Former House Speaker Newt Gingrich and a number of other Republicans have taken up the cause of crushing the gold market. Posted by James Randolph on June 22, 2011
Republicans set out to crush the gold market.
June 22, 2011 – Former House Speaker Newt Gingrich and a number of other Republicans have taken up the cause of crushing the gold market. Well, actually they are attacking the root cause of the withering greenback that is driving up the cost of buying gold – the Federal Reserve. The movement is long overdue.
The Wall Street Journal’s Jon Hilsenrath says that the text of Gingrich’s speech today “criticizes the U.S. central bank for not staying focused on the strength of the dollar,” and he will call for a “dramatically limited Federal Reserve.”
“GOP presidential candidates are blaming the Fed’s easy-money policies for creating an array of ills, including a weaker dollar and more inflation,” Hilsenrath says. Former Minnesota governor Tim Pawlenty wants Bernanke out of there, demanding “No more quantitative easing. No more monetizing debt. No more printing money with reckless abandon.”
Representative Ron Paul has submitted a proposal that would require outside audits of the Fed, something to which Mr. Bernanke, of course, is firmly opposed. Rep. Paul takes the issue one step further in his campaign: abolish the central bank altogether.
Washington-based policy analyst Andrew LaPerriere says “a lot of Republicans and economists believe that the Fed’s loose monetary policy from 2002 to 2004 was a major contributing factor to the housing bubble and bust, and there is this sense that they’re doing it again.”
The Republicans are also gravely concerned about the devaluation of the dollar, which, “when measured against a broad basket of currencies among U.S. trading partners … is down 26% since 2002,” says Hilsenrath.
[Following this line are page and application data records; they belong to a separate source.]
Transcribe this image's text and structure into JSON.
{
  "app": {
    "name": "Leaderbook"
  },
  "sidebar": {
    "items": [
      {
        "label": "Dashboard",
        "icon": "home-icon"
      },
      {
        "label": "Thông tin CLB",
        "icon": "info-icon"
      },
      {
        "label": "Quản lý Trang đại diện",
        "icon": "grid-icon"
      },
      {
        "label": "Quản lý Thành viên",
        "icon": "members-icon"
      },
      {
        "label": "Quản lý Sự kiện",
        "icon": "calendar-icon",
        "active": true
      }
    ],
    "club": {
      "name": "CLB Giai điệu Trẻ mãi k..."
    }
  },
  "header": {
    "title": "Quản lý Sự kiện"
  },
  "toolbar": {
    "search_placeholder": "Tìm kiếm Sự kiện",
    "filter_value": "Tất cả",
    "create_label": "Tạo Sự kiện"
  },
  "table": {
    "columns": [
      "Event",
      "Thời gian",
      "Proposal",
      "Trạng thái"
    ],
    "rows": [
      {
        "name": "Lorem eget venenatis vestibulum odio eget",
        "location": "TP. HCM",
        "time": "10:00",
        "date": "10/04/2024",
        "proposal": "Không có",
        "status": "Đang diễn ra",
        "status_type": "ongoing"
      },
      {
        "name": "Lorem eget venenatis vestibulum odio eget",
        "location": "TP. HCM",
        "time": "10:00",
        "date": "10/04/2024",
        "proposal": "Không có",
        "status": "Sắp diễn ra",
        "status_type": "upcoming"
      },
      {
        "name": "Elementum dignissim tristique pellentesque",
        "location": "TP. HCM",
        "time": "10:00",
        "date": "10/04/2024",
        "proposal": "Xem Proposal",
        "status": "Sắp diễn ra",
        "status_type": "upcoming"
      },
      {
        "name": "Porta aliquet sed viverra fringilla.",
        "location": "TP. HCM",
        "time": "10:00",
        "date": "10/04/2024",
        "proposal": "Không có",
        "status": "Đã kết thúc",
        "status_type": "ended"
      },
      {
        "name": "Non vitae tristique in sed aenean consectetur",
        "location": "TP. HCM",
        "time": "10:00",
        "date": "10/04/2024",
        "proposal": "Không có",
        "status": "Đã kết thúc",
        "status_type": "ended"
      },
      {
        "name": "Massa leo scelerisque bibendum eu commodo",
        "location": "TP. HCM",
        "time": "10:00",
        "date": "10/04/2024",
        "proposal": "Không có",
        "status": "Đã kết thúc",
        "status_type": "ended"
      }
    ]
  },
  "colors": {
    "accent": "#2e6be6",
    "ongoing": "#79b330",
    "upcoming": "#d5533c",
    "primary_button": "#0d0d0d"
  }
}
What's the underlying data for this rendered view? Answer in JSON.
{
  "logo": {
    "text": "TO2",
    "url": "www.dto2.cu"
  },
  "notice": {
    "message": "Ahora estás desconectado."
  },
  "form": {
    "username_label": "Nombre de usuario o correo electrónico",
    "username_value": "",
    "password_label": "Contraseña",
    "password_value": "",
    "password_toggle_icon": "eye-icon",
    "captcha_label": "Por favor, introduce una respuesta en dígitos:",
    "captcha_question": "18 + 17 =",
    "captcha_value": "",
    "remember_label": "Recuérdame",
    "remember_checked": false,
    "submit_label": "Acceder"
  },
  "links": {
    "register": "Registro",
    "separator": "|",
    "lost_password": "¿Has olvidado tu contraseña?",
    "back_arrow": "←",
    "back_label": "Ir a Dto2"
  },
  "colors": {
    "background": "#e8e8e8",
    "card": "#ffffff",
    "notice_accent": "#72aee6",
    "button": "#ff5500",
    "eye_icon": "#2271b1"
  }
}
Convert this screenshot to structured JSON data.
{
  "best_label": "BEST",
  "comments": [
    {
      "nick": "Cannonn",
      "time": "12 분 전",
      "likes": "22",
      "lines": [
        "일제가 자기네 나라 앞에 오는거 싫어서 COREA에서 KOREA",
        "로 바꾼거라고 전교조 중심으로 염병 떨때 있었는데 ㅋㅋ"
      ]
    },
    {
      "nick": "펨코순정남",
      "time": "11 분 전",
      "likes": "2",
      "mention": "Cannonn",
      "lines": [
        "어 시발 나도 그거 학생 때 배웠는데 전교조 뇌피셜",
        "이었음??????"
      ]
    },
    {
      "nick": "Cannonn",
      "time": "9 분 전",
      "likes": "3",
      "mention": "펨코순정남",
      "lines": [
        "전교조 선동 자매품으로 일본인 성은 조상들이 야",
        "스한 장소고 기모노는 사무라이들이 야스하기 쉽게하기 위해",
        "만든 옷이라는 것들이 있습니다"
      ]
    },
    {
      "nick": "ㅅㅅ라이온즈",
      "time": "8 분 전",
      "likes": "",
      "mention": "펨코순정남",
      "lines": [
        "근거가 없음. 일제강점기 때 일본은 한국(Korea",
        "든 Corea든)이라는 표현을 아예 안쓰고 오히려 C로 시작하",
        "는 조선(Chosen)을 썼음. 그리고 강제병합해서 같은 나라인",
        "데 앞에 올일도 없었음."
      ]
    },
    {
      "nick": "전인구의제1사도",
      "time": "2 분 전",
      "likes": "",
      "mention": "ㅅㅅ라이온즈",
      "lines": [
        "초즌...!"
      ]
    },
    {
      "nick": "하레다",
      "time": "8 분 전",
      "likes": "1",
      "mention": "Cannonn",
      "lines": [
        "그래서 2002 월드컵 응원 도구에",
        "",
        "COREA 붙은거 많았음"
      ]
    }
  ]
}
We may not need to get rid of the Fed altogether, but Bernanke has to cede his chair to the likes of Paul Volcker, who had the wisdom and intestinal fortitude to “jack interest rates up to the mid-teens and [tighten] the money supply to stop inflation dead in its tracks.”
Tackling the Fed is just the sort of thinking we need to fix the underlying problems plaguing our economy. It’s hardly all we need, but it’s a start. And maybe someday we can stop turning to the gold market for poverty prevention and get back to growing the economy.
Senior Staff Writer – Certified Gold Exchange